No reports to Afghan National Army, Qais Map morning, Rafi database development and shura plan.
I sent one of my Sgts to a map class in the morning. He stayed for about half of it and then bounced. Sounds about like him. I tried to work in the afternoon with Rafi. My linguist totally understood what I needed him to translate, but I just couldn’t get through to Rafi. My linguist, Bashir, came out and told me that ‘we have a saying about Uzbeks: their [they're] stupid.’ While not much of a saying, it may be true about Rafi. Even he was admitting that what I was saying was going over his head. I just don’t know how to get through, I drew pictures, gave examples, repeated myself, gave him the answers and expected him to parrot them back and he still couldn’t get it.
It is kind of funny how the perspective around here has changed. Originally the ETT [Embedded Training Team] tried to act just like the RCT [Regimental Combat Team] did, Maj Valquist would order us to do the Afghan’s jobs for them. There were a couple of us, like Capt Arthur and myself who thought our success should be measured by how much we could get our Afghans to do. Now it seems like the bulk of the ETT has swung to that position while the Regiment, in its new effort at partnering, is trying to do what we did at first. The trouble is that their tangential contact with the Afghans will not show them the game that they Afghans are playing. ‘oh we are helpless, come help us’ bullshit, you are lazy and you don’t want to do the work, so you want the Marines to do it for you. The Marines all have a low enough opinion of the Afghans that they believe the ‘I’m helpless’ bit and the Afghans get what they want.
I think I have a 1st Chapter title, ‘the few, the proud’ I could delve into the bios of a few of the guys on the team in that. And it would be in keeping with all of the other chapter headings
I went to the classes in the morning about how to go on leave. Turned in my pistol, my rifle and my Ammo, its easier to move now. I went to the MWR [Morale Welfare and Recreation tent] to update my computer and finish the budget. 5k surpluses are nice, but I don’t think that the American public is really getting value-for-money by having me here. Went to the CCOC [Combined Combat Operations Centiner] to teach Sgt Salim how to do the daily brief. He broke me. He doesn’t understand how to summarize. I kept telling him that he didn’t need the Grid coordinate, nor did he need the event type for every event. He just needed to drag the symbol onto the map and at the end of the day write a summary. I had him draw me a map from the COC to Camp Garmsir so I could drive there and then asked him why he didn’t include the rocks on the footpath. He’s like they’re not important. I said-exactly right, and he seemed to understand then sat back down and tried to verbatim copy the SigActs. I also tried to explain to him the we can predict human behavior based on past experience. This was anathema to him. I asked what happens at 0500 every day-prayer, 0730-chow, 0800-meeting. ‘So what time is the meeting going to be tomorrow’ 0800, ‘how do you know?’ because that’s the time it happens every day-ding-ding, I think he’s got it, and then we try to apply the same logic to the enemy and we lose it. I don’t know what the problem is. It might be the language, the translations are always a bit off, and spoken Dari lacks the precision of English. They don’t use prepositions. Rather than saying someone is going to the chair, next to the chair on the chair, they would just say-literal translation ‘he is chair.’ This leave a lot to context. We even see it in the letters we translate from the Taliban. These guys don’t know how to write their own language. It could also be the pattern [of] thought of these guys, there is something rigorous about education that teaches you action-reaction. For them there are plenty of causal examples, but a great portion of the world, the weather, gravity, human behavior, is enshallah ‘if God wills it.’ I can’t reeducate these guys.

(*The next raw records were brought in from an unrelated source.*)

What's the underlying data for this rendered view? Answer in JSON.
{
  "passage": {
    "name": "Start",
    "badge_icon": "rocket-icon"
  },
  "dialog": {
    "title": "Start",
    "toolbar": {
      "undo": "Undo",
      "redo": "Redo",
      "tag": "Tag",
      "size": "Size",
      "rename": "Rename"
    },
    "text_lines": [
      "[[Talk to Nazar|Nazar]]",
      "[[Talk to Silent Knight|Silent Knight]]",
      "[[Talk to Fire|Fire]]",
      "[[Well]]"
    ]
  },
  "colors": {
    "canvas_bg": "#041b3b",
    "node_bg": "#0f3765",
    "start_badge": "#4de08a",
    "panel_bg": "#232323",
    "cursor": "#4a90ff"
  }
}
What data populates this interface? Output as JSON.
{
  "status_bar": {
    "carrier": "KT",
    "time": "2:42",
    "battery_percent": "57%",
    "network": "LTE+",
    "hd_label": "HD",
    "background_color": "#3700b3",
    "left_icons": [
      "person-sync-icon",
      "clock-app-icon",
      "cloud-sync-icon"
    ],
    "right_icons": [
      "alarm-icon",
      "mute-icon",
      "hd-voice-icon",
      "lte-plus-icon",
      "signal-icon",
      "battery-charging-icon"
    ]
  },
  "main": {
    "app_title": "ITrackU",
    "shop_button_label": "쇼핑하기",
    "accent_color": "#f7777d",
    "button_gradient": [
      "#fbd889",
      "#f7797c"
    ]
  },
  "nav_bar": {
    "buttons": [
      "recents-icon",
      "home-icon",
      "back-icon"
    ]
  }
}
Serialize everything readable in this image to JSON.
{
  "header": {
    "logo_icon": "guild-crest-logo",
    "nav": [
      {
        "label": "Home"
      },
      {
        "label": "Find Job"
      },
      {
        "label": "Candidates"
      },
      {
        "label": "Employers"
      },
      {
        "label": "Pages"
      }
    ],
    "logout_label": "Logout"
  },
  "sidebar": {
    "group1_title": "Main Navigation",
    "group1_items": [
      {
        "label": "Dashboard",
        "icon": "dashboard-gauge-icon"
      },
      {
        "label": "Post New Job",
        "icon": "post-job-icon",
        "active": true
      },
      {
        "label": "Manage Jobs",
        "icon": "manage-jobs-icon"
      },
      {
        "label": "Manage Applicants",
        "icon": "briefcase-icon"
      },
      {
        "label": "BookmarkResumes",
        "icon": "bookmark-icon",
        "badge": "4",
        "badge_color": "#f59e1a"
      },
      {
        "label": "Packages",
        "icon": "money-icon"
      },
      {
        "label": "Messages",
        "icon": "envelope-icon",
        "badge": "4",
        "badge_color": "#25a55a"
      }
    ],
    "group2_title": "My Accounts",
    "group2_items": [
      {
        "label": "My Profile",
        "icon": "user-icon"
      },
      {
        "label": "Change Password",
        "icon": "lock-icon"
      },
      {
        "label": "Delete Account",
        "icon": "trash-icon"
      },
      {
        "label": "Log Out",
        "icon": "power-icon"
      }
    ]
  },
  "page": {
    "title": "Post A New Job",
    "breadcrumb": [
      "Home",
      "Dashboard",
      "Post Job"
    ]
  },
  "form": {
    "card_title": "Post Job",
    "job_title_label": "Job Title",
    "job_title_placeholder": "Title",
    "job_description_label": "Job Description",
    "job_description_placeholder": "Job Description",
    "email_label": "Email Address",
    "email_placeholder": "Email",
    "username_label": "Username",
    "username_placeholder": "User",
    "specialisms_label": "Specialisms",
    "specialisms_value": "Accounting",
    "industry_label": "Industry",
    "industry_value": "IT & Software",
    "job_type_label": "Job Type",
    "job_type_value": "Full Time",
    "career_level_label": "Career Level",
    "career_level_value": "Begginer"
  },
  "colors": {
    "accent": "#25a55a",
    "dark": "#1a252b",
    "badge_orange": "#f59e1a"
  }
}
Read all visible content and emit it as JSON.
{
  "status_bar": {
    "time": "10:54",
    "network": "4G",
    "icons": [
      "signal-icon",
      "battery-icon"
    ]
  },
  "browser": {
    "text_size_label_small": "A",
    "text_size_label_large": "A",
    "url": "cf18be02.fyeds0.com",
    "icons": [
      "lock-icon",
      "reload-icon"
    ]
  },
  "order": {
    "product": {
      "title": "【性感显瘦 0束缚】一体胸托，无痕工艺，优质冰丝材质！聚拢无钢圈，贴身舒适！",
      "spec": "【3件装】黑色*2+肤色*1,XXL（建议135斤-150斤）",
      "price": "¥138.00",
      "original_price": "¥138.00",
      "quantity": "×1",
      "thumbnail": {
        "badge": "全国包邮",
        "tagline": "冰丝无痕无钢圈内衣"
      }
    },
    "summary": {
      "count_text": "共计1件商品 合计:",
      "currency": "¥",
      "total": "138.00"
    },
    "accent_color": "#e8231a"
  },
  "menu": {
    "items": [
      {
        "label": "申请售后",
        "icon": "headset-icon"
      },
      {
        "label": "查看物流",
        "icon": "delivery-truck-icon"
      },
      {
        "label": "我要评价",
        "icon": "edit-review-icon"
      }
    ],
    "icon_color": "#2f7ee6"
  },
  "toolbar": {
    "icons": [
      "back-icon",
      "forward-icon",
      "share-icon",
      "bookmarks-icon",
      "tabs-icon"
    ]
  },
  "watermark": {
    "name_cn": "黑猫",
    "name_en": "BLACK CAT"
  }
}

I worked with Rafi on a Mod-14 I didn’t have the heart to tell him that it would never get filled.
|Our troop of linguists.|